Cut the tip of the bag (about ½ in) from the end and drop in your chosen piping nozzle. Using a pallet knife fill your bag with icing (no more than two-thirds full). Close bag by rolling the sides of the piping bag in and down.


Types of piping techniques

Pearl trail

This technique is usually piped along the line where the cake meets the board.
Use a PME 2 Piping nozzle and fill your piping bag as directed in ‘How to make an icing bag’. Hold the piping bag at 60-degree angle to your cake with the nozzle just touching the icing on your cake.
Make a pearl shape of icing and ease the pressure off as you move the piping bag to make a tail. Pipe the next pearl over the tail of the previous pearl to make a continuous line.
Continue all around the cake in this way, joining the last pearl neatly to the first one.

Piping shells

This technique can be used to pipe the line where the cake meets the board or around the top of a cake. It can look very effective on Christmas cakes, wedding cakes or traditional birthday cakes.
Fill a piping bag with a PME13 nozzle and icing. To create a shell hold the bag at a 45-degree angle at the base of your cake (so the shell covers the where the board meets the cake) and squeeze the bag until the shell is formed.
Ease the pressure off the piping bag and make a tail. Pipe the next shell just over the previous shells tail.
Continue around the cake in this way joining the last shell neatly to the first one. To cover the top of the cake repeat the process around the top of the cake ensuring the shell comes slightly off the cake.

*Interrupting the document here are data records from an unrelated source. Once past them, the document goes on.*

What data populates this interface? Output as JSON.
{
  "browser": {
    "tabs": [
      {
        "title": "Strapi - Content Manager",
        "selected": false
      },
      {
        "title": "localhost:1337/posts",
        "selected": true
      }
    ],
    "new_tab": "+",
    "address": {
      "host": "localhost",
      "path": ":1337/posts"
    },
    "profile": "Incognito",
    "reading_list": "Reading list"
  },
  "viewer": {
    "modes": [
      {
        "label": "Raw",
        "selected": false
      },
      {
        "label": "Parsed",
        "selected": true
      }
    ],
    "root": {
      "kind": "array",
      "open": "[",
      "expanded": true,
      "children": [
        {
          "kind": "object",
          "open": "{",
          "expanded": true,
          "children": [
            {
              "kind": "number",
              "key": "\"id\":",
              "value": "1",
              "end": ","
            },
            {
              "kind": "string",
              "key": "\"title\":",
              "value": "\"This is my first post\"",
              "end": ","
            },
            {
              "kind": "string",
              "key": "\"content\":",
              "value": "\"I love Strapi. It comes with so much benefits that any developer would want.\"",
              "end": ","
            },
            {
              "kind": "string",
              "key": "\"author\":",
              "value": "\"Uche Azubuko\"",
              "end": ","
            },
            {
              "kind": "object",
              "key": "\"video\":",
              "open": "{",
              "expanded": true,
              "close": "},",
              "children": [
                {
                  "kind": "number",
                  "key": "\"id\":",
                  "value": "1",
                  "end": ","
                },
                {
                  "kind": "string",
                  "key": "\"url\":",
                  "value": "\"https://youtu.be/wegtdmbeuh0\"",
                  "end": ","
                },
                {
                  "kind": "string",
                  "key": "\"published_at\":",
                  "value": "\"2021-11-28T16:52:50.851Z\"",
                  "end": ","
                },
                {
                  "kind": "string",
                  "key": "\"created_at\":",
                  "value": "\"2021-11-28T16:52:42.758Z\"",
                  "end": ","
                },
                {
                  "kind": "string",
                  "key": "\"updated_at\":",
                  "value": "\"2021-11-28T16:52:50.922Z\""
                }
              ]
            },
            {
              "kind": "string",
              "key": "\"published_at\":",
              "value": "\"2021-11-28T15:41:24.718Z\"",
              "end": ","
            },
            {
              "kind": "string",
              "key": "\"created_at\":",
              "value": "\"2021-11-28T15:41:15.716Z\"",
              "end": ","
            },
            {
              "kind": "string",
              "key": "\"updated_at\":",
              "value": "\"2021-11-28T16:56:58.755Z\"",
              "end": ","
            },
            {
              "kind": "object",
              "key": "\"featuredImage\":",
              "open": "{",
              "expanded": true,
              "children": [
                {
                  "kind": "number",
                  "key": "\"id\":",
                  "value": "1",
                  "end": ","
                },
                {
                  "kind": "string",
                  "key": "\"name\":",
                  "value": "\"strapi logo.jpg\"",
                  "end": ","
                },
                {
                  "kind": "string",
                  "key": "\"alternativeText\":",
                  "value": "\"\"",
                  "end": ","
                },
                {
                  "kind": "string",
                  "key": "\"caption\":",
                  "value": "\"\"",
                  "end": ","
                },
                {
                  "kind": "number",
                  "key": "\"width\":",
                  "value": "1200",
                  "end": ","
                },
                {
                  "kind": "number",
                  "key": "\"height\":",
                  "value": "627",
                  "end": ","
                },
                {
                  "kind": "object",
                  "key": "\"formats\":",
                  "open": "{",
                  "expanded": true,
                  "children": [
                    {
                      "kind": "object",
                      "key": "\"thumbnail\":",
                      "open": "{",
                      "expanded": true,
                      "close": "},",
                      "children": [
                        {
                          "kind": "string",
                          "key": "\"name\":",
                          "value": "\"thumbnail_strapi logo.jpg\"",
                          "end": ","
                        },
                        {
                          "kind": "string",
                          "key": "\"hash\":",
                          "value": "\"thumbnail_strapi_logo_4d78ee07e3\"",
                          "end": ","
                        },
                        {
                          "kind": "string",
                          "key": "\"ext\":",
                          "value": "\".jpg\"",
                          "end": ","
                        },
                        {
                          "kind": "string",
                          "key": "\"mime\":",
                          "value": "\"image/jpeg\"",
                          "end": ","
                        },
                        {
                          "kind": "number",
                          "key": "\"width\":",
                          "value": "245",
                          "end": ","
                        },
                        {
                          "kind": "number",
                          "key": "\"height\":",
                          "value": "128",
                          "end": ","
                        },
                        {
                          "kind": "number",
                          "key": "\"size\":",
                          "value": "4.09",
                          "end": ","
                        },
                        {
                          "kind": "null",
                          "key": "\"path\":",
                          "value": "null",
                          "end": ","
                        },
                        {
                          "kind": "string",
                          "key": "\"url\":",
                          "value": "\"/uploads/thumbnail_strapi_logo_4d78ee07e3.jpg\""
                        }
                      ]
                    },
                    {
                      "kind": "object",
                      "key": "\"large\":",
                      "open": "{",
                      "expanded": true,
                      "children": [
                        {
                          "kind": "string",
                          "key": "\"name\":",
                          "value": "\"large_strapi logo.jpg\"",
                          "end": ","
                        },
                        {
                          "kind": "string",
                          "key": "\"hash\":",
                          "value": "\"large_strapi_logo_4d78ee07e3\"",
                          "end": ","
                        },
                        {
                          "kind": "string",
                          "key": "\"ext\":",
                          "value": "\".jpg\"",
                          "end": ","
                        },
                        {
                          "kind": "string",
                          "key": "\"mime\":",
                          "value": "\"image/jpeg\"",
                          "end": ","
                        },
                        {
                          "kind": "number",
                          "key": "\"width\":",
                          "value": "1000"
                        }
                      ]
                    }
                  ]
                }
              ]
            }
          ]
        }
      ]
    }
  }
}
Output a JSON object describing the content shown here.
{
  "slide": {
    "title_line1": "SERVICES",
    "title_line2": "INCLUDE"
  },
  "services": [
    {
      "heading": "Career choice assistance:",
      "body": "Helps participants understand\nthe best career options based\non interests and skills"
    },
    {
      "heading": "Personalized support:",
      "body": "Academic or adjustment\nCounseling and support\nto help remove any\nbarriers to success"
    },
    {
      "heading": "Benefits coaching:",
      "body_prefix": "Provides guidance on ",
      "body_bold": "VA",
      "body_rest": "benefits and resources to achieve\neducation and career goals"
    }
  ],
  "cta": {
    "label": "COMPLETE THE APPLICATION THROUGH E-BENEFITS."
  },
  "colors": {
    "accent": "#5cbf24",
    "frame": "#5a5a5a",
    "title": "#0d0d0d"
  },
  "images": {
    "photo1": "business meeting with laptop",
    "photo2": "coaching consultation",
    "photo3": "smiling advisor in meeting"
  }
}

Piping Lines

Drop either a PME 2, 3 or 4 nozzle (depending on how thick you want your line) into a piping bag and add royal icing.
Touch the starting point of the line with the tip of the bag slowly squeezing out the icing. As you squeeze lift the bag upwards slightly towards you.
As you get to the finishing point of your line, gradually bring your line down and touch the finishing point with the tip of your bag to end the line.